October 2014

The Life & Social Media Times of John Ashton

Daedalus Smith was sitting in the public health prison of his own design; the sun bore down as he contemplated how best to deal with the rising popularity of electronic cigarettes. Icarus burst into the room sending piles of scientific studies stamped “For Ignoring” fluttering like feathers to the floor.

“I have the solution, father,” exclaimed the hubris-flooded boy, “We shall take to Twitter and everyone will come around to our way of thinking.”

Aware of the problems connected with 140 character-based communications, Daedalus cautioned “But haven’t you seen the sticky situations Richard Dawkins gets himself into?”

Icarus laughed.

“But Father, I have clearly stated that the views expressed are my own and do not represent the views of any organization with which I am employed or involved in a professional capacity. ”

My life bears witness to some abysmal predictions: in 1978 the television program “Tomorrow’s World” informed me I’d now be enjoying 24 hours a day leisure time while robots took care of business, not forgetting the Millennium bug-fuelled hysteria which drew images of a post-apocalyptic world.

I fancied a life of golf and jetpacks (even if I don’t play the game and am irrationally acrophobic), but nothing compares to my longed-for Mad Max future. It would be fair to say I was slightly disappointed when computers didn’t explode and phones die as the century passed; day-to-day life in rural England can be terribly pedestrian. All told, prognosticating outcomes is not easy, although it is much simpler when things like this happen …
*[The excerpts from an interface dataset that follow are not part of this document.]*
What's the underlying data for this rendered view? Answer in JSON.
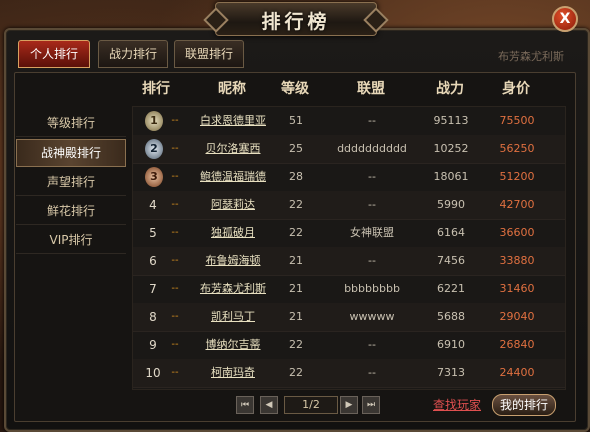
{
  "window": {
    "title": "排行榜",
    "close_glyph": "X"
  },
  "tabs": [
    {
      "label": "个人排行",
      "active": true
    },
    {
      "label": "战力排行",
      "active": false
    },
    {
      "label": "联盟排行",
      "active": false
    }
  ],
  "right_hint": "布芳森尤利斯",
  "sidebar": [
    {
      "label": "等级排行",
      "active": false
    },
    {
      "label": "战神殿排行",
      "active": true
    },
    {
      "label": "声望排行",
      "active": false
    },
    {
      "label": "鲜花排行",
      "active": false
    },
    {
      "label": "VIP排行",
      "active": false
    }
  ],
  "table": {
    "headers": [
      "排行",
      "昵称",
      "等级",
      "联盟",
      "战力",
      "身价"
    ],
    "rows": [
      {
        "rank": "1",
        "name": "白求恩德里亚",
        "level": "51",
        "alliance": "--",
        "power": "95113",
        "worth": "75500"
      },
      {
        "rank": "2",
        "name": "贝尔洛塞西",
        "level": "25",
        "alliance": "dddddddddd",
        "power": "10252",
        "worth": "56250"
      },
      {
        "rank": "3",
        "name": "鲍德温福瑞德",
        "level": "28",
        "alliance": "--",
        "power": "18061",
        "worth": "51200"
      },
      {
        "rank": "4",
        "name": "阿瑟莉达",
        "level": "22",
        "alliance": "--",
        "power": "5990",
        "worth": "42700"
      },
      {
        "rank": "5",
        "name": "独孤破月",
        "level": "22",
        "alliance": "女神联盟",
        "power": "6164",
        "worth": "36600"
      },
      {
        "rank": "6",
        "name": "布鲁姆海顿",
        "level": "21",
        "alliance": "--",
        "power": "7456",
        "worth": "33880"
      },
      {
        "rank": "7",
        "name": "布芳森尤利斯",
        "level": "21",
        "alliance": "bbbbbbbb",
        "power": "6221",
        "worth": "31460"
      },
      {
        "rank": "8",
        "name": "凯利马丁",
        "level": "21",
        "alliance": "wwwww",
        "power": "5688",
        "worth": "29040"
      },
      {
        "rank": "9",
        "name": "博纳尔吉蒂",
        "level": "22",
        "alliance": "--",
        "power": "6910",
        "worth": "26840"
      },
      {
        "rank": "10",
        "name": "柯南玛奇",
        "level": "22",
        "alliance": "--",
        "power": "7313",
        "worth": "24400"
      }
    ],
    "rank_dash": "--"
  },
  "pager": {
    "page": "1/2",
    "first_glyph": "⏮",
    "prev_glyph": "◀",
    "next_glyph": "▶",
    "last_glyph": "⏭"
  },
  "footer": {
    "find_player": "查找玩家",
    "my_rank": "我的排行"
  },
  "colors": {
    "worth": "#e07040",
    "dash": "#d89020",
    "active_tab": "#a82a1a"
  }
}
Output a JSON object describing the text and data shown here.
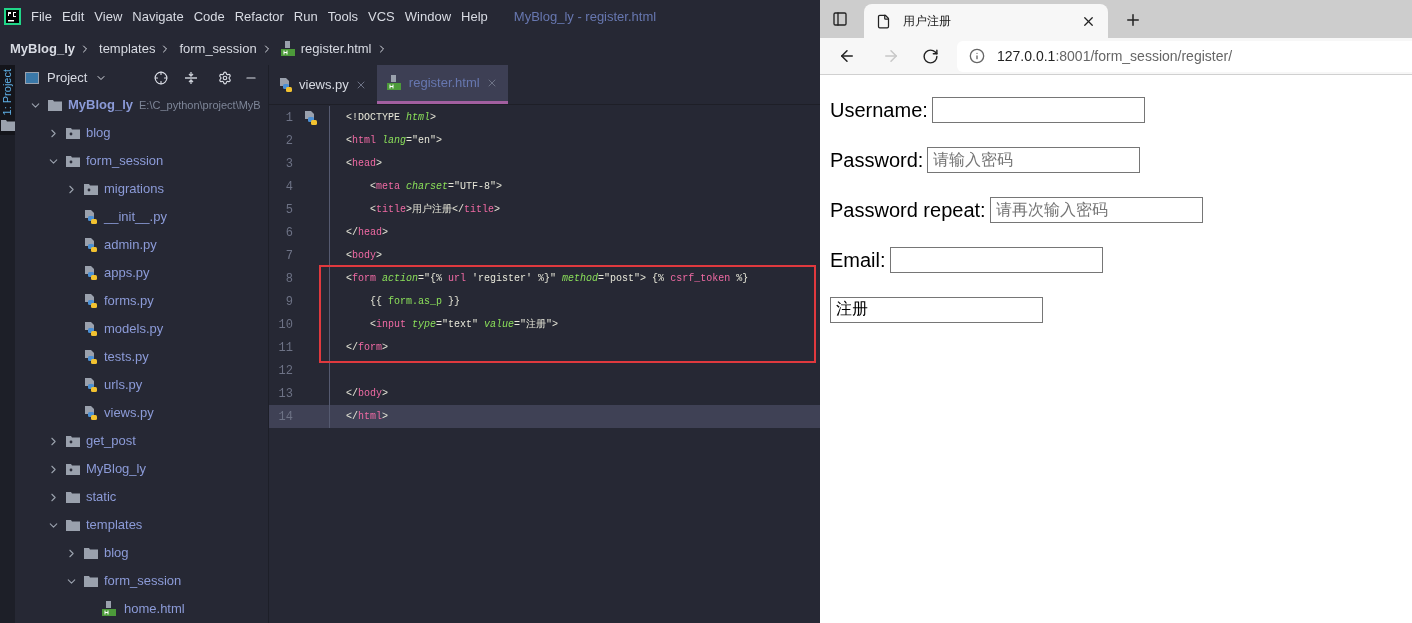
{
  "ide": {
    "menu": [
      "File",
      "Edit",
      "View",
      "Navigate",
      "Code",
      "Refactor",
      "Run",
      "Tools",
      "VCS",
      "Window",
      "Help"
    ],
    "window_title": "MyBlog_ly - register.html",
    "breadcrumbs": [
      {
        "label": "MyBlog_ly",
        "kind": "project"
      },
      {
        "label": "templates",
        "kind": "folder"
      },
      {
        "label": "form_session",
        "kind": "folder"
      },
      {
        "label": "register.html",
        "kind": "html"
      }
    ],
    "side_stripe": "1: Project",
    "project_panel": {
      "title": "Project",
      "tree": [
        {
          "label": "MyBlog_ly",
          "kind": "root",
          "path": "E:\\C_python\\project\\MyB",
          "expanded": true,
          "children": [
            {
              "label": "blog",
              "kind": "package",
              "expanded": false
            },
            {
              "label": "form_session",
              "kind": "package",
              "expanded": true,
              "children": [
                {
                  "label": "migrations",
                  "kind": "package",
                  "expanded": false
                },
                {
                  "label": "__init__.py",
                  "kind": "python"
                },
                {
                  "label": "admin.py",
                  "kind": "python"
                },
                {
                  "label": "apps.py",
                  "kind": "python"
                },
                {
                  "label": "forms.py",
                  "kind": "python"
                },
                {
                  "label": "models.py",
                  "kind": "python"
                },
                {
                  "label": "tests.py",
                  "kind": "python"
                },
                {
                  "label": "urls.py",
                  "kind": "python"
                },
                {
                  "label": "views.py",
                  "kind": "python"
                }
              ]
            },
            {
              "label": "get_post",
              "kind": "package",
              "expanded": false
            },
            {
              "label": "MyBlog_ly",
              "kind": "package",
              "expanded": false
            },
            {
              "label": "static",
              "kind": "folder",
              "expanded": false
            },
            {
              "label": "templates",
              "kind": "folder",
              "expanded": true,
              "children": [
                {
                  "label": "blog",
                  "kind": "folder",
                  "expanded": false
                },
                {
                  "label": "form_session",
                  "kind": "folder",
                  "expanded": true,
                  "children": [
                    {
                      "label": "home.html",
                      "kind": "html"
                    }
                  ]
                }
              ]
            }
          ]
        }
      ]
    },
    "editor_tabs": [
      {
        "label": "views.py",
        "kind": "python",
        "selected": false
      },
      {
        "label": "register.html",
        "kind": "html",
        "selected": true
      }
    ],
    "code_lines": [
      {
        "number": "1",
        "current": false,
        "boxed": false,
        "tokens": [
          {
            "text": "<!DOCTYPE ",
            "kind": "plain"
          },
          {
            "text": "html",
            "kind": "attr"
          },
          {
            "text": ">",
            "kind": "plain"
          }
        ]
      },
      {
        "number": "2",
        "current": false,
        "boxed": false,
        "tokens": [
          {
            "text": "<",
            "kind": "plain"
          },
          {
            "text": "html",
            "kind": "tag"
          },
          {
            "text": " lang",
            "kind": "attr"
          },
          {
            "text": "=\"en\">",
            "kind": "plain"
          }
        ]
      },
      {
        "number": "3",
        "current": false,
        "boxed": false,
        "tokens": [
          {
            "text": "<",
            "kind": "plain"
          },
          {
            "text": "head",
            "kind": "tag"
          },
          {
            "text": ">",
            "kind": "plain"
          }
        ]
      },
      {
        "number": "4",
        "current": false,
        "boxed": false,
        "tokens": [
          {
            "text": "    <",
            "kind": "plain"
          },
          {
            "text": "meta",
            "kind": "tag"
          },
          {
            "text": " charset",
            "kind": "attr"
          },
          {
            "text": "=\"UTF-8\">",
            "kind": "plain"
          }
        ]
      },
      {
        "number": "5",
        "current": false,
        "boxed": false,
        "tokens": [
          {
            "text": "    <",
            "kind": "plain"
          },
          {
            "text": "title",
            "kind": "tag"
          },
          {
            "text": ">用户注册</",
            "kind": "plain"
          },
          {
            "text": "title",
            "kind": "tag"
          },
          {
            "text": ">",
            "kind": "plain"
          }
        ]
      },
      {
        "number": "6",
        "current": false,
        "boxed": false,
        "tokens": [
          {
            "text": "</",
            "kind": "plain"
          },
          {
            "text": "head",
            "kind": "tag"
          },
          {
            "text": ">",
            "kind": "plain"
          }
        ]
      },
      {
        "number": "7",
        "current": false,
        "boxed": false,
        "tokens": [
          {
            "text": "<",
            "kind": "plain"
          },
          {
            "text": "body",
            "kind": "tag"
          },
          {
            "text": ">",
            "kind": "plain"
          }
        ]
      },
      {
        "number": "8",
        "current": false,
        "boxed": true,
        "tokens": [
          {
            "text": "<",
            "kind": "plain"
          },
          {
            "text": "form",
            "kind": "tag"
          },
          {
            "text": " action",
            "kind": "attr"
          },
          {
            "text": "=\"{% ",
            "kind": "plain"
          },
          {
            "text": "url",
            "kind": "tag"
          },
          {
            "text": " 'register' %}\" ",
            "kind": "plain"
          },
          {
            "text": "method",
            "kind": "attr"
          },
          {
            "text": "=\"post\"> {% ",
            "kind": "plain"
          },
          {
            "text": "csrf_token",
            "kind": "tag"
          },
          {
            "text": " %}",
            "kind": "plain"
          }
        ]
      },
      {
        "number": "9",
        "current": false,
        "boxed": true,
        "tokens": [
          {
            "text": "    {{ ",
            "kind": "plain"
          },
          {
            "text": "form.as_p",
            "kind": "var"
          },
          {
            "text": " }}",
            "kind": "plain"
          }
        ]
      },
      {
        "number": "10",
        "current": false,
        "boxed": true,
        "tokens": [
          {
            "text": "    <",
            "kind": "plain"
          },
          {
            "text": "input",
            "kind": "tag"
          },
          {
            "text": " type",
            "kind": "attr"
          },
          {
            "text": "=\"text\" ",
            "kind": "plain"
          },
          {
            "text": "value",
            "kind": "attr"
          },
          {
            "text": "=\"注册\">",
            "kind": "plain"
          }
        ]
      },
      {
        "number": "11",
        "current": false,
        "boxed": true,
        "tokens": [
          {
            "text": "</",
            "kind": "plain"
          },
          {
            "text": "form",
            "kind": "tag"
          },
          {
            "text": ">",
            "kind": "plain"
          }
        ]
      },
      {
        "number": "12",
        "current": false,
        "boxed": false
      },
      {
        "number": "13",
        "current": false,
        "boxed": false,
        "tokens": [
          {
            "text": "</",
            "kind": "plain"
          },
          {
            "text": "body",
            "kind": "tag"
          },
          {
            "text": ">",
            "kind": "plain"
          }
        ]
      },
      {
        "number": "14",
        "current": true,
        "boxed": false,
        "tokens": [
          {
            "text": "</",
            "kind": "plain"
          },
          {
            "text": "html",
            "kind": "tag"
          },
          {
            "text": ">",
            "kind": "plain"
          }
        ]
      }
    ]
  },
  "browser": {
    "tab": {
      "title": "用户注册"
    },
    "address": {
      "host": "127.0.0.1",
      "rest": ":8001/form_session/register/"
    },
    "form": [
      {
        "label": "Username:"
      },
      {
        "label": "Password:",
        "placeholder": "请输入密码"
      },
      {
        "label": "Password repeat:",
        "placeholder": "请再次输入密码"
      },
      {
        "label": "Email:"
      },
      {
        "value": "注册"
      }
    ]
  }
}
Professor John Ashton is, at the time of writing, the president and chair for The Faculty of Public Health (UK), a body set up to create and implement “standards” in public health. Standards are things implemented to control systems and, in turn, to control the people who operate systems. Why? Because most people are stupid and irresponsible so important, clever people are put in charge of it. Important, clever people like Professor Ashton.

Ashton, like many others of a certain age, has demonstrated a failure to come to terms with the use of (and response to) social media. Despite the Daily Mail newspaper incorrectly reporting that he has stepped down “after crude 'e-cig' rant,” they are correct regarding his outbursts. It is a matter of speculation as to what fuelled his Saturday night invective or what he hoped to achieve when he wrote:
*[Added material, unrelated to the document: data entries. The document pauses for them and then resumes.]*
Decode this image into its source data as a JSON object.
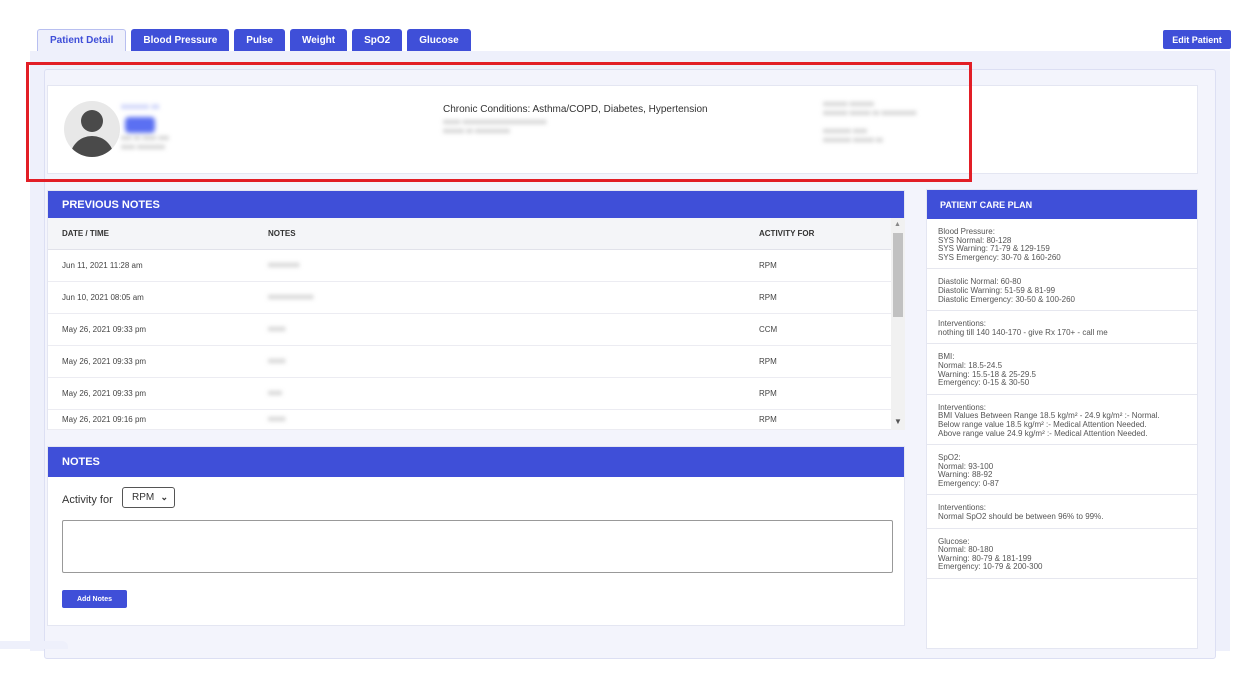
{
  "tabs": [
    {
      "label": "Patient Detail",
      "active": true
    },
    {
      "label": "Blood Pressure"
    },
    {
      "label": "Pulse"
    },
    {
      "label": "Weight"
    },
    {
      "label": "SpO2"
    },
    {
      "label": "Glucose"
    }
  ],
  "edit_patient_label": "Edit Patient",
  "patient": {
    "chronic_conditions": "Chronic Conditions: Asthma/COPD, Diabetes, Hypertension"
  },
  "previous_notes": {
    "title": "PREVIOUS NOTES",
    "columns": [
      "DATE / TIME",
      "NOTES",
      "ACTIVITY FOR"
    ],
    "rows": [
      {
        "datetime": "Jun 11, 2021 11:28 am",
        "activity": "RPM"
      },
      {
        "datetime": "Jun 10, 2021 08:05 am",
        "activity": "RPM"
      },
      {
        "datetime": "May 26, 2021 09:33 pm",
        "activity": "CCM"
      },
      {
        "datetime": "May 26, 2021 09:33 pm",
        "activity": "RPM"
      },
      {
        "datetime": "May 26, 2021 09:33 pm",
        "activity": "RPM"
      },
      {
        "datetime": "May 26, 2021 09:16 pm",
        "activity": "RPM"
      }
    ]
  },
  "notes_form": {
    "title": "NOTES",
    "activity_label": "Activity for",
    "activity_value": "RPM",
    "add_button": "Add Notes"
  },
  "care_plan": {
    "title": "PATIENT CARE PLAN",
    "items": [
      "Blood Pressure:\nSYS Normal: 80-128\nSYS Warning: 71-79 & 129-159\nSYS Emergency: 30-70 & 160-260",
      "Diastolic Normal: 60-80\nDiastolic Warning: 51-59 & 81-99\nDiastolic Emergency: 30-50 & 100-260",
      "Interventions:\nnothing till 140 140-170 - give Rx 170+ - call me",
      "BMI:\nNormal: 18.5-24.5\nWarning: 15.5-18 & 25-29.5\nEmergency: 0-15 & 30-50",
      "Interventions:\nBMI Values Between Range 18.5 kg/m² - 24.9 kg/m² :- Normal.\nBelow range value 18.5 kg/m² :- Medical Attention Needed.\nAbove range value 24.9 kg/m² :- Medical Attention Needed.",
      "SpO2:\nNormal: 93-100\nWarning: 88-92\nEmergency: 0-87",
      "Interventions:\nNormal SpO2 should be between 96% to 99%.",
      "Glucose:\nNormal: 80-180\nWarning: 80-79 & 181-199\nEmergency: 10-79 & 200-300"
    ]
  }
}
“These abusive e-cig people remind me of the lads who used to play with themselves behind the bike sheds at school.“

“They are even more pathetic than that. Need e-cigs to get aroused.”
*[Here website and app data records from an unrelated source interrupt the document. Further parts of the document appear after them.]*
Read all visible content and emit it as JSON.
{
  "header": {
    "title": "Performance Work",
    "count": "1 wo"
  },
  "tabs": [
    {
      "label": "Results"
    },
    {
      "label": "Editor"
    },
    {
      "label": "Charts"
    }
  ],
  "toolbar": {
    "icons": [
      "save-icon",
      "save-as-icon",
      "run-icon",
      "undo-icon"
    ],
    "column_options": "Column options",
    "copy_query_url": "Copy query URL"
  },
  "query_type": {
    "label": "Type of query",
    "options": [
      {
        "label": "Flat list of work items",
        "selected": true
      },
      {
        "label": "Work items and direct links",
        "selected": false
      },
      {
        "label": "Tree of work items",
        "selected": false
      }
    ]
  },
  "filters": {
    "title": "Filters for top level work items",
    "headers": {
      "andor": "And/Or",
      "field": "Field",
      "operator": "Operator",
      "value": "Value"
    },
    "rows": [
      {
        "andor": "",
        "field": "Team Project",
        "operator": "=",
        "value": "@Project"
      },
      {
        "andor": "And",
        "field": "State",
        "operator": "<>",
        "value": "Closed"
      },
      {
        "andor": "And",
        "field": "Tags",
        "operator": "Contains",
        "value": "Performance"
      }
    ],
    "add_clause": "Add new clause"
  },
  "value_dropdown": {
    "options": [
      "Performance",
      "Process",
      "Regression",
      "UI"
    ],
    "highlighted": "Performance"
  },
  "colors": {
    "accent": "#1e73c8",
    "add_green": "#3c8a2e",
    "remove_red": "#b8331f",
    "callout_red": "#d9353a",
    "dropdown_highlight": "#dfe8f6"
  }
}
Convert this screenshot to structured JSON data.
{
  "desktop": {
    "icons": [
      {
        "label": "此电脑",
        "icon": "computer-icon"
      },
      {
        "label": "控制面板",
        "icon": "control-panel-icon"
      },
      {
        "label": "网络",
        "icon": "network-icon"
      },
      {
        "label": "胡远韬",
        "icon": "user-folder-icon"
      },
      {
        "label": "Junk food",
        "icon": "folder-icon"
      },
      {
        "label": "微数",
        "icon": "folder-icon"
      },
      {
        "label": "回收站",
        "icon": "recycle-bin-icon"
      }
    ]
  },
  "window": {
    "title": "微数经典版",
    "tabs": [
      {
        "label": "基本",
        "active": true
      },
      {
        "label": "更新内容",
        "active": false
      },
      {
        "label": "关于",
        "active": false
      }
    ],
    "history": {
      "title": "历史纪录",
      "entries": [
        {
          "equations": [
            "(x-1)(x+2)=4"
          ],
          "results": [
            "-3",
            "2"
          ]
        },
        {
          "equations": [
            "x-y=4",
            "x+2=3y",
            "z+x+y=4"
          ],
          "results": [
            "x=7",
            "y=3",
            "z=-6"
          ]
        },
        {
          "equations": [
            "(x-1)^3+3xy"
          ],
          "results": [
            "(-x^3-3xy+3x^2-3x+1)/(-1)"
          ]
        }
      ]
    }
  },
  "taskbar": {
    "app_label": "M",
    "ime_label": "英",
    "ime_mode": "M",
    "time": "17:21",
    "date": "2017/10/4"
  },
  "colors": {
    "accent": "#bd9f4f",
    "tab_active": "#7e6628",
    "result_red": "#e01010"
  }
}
“I think I have identified a new species of human being this week. 'Obsessive, compulsive, abusive onanist with e-cig tendencies.”

“Have you always been an anonymous c***.”

He placed a number of vapers and public health campaigners on ignore, went through post histories of others to pull up material to attack them with and then went to sleep having firmly removed and lost the pin from the virtual grenade. The tweets were gone by Sunday but screenshots had been made and were in wide circulation.

The response to his diatribe was predictable outrage, given the position he held as a senior adviser to the government on vaping matters. Well, predictable unless you were a more seasoned watcher of his use of Twitter—for as the Health Service Journal put it in 2013: “What happens when a senior figure broadcasts whatever is on his mind, without the slightest regard to his personal reputation?”

Letters were written, emails sent and teeth ground like coffee beans. Demands were made for him to be dismissed, resign and (probably) fed to fierce creatures. Which poses the question: what is it that we as vapers collectively wish to see as an outcome? Does removing a man from office move our cause forward or are we far better off dealing with known entities?

For sure, schadenfreude can be very enjoyable. Videos of fat ladies falling off tables, children running into glass doors and men being hit in the testicles are all stock television entertainment. When that irksome person in the office finally gets caught out and fired it is always a good excuse for an office drinks outing.

After the Faculty of Public Health press office turned its answering machine on and the UK vaping social media community had peaked in venting fury what are we left with?

Contrast the Ashton meltdown with the actions of a Matt Braund, ex-ABO Wind UK projects development manager. Braund thought that social media is an appropriate place to deposit ill-considered and offensive thoughts. ABO Wind UK is in the process of trying to convert Scotland’s abundance of wind into electricity.

Ignoring Braund’s abilities to do his job or the relative offense caused, it drew a poignant comment from Andy O’Malley “I think guys like this should be allowed to say exactly what they want to online so that we can see who they really are and what they think. Then we should set up a charity to offer them free 'Equality and Diversity' training. The only way we will change people is through education; simply shutting people up won't change their attitudes, it will just make them more careful about what they say in public and not allow them to learn and change.”

Ashton has since announced: “I very much regret my choice of language to describe some vapers on Saturday evening and any offence caused. I am taking a break from Twitter” A break that lasted a full seven days, no lasting attitude adjustment here.

His employer initially echoed the “regret” but, after British media seized upon the story, finally took further action and issued an unreserved apology for the language that personalized a public health issue. Meanwhile Ashton has stepped down for an internal investigation into the matter.

Daedalus Smith has banned Icarus from Twitter following some grotesque comments regarding the quality of Greek wax and a wing manufacturer.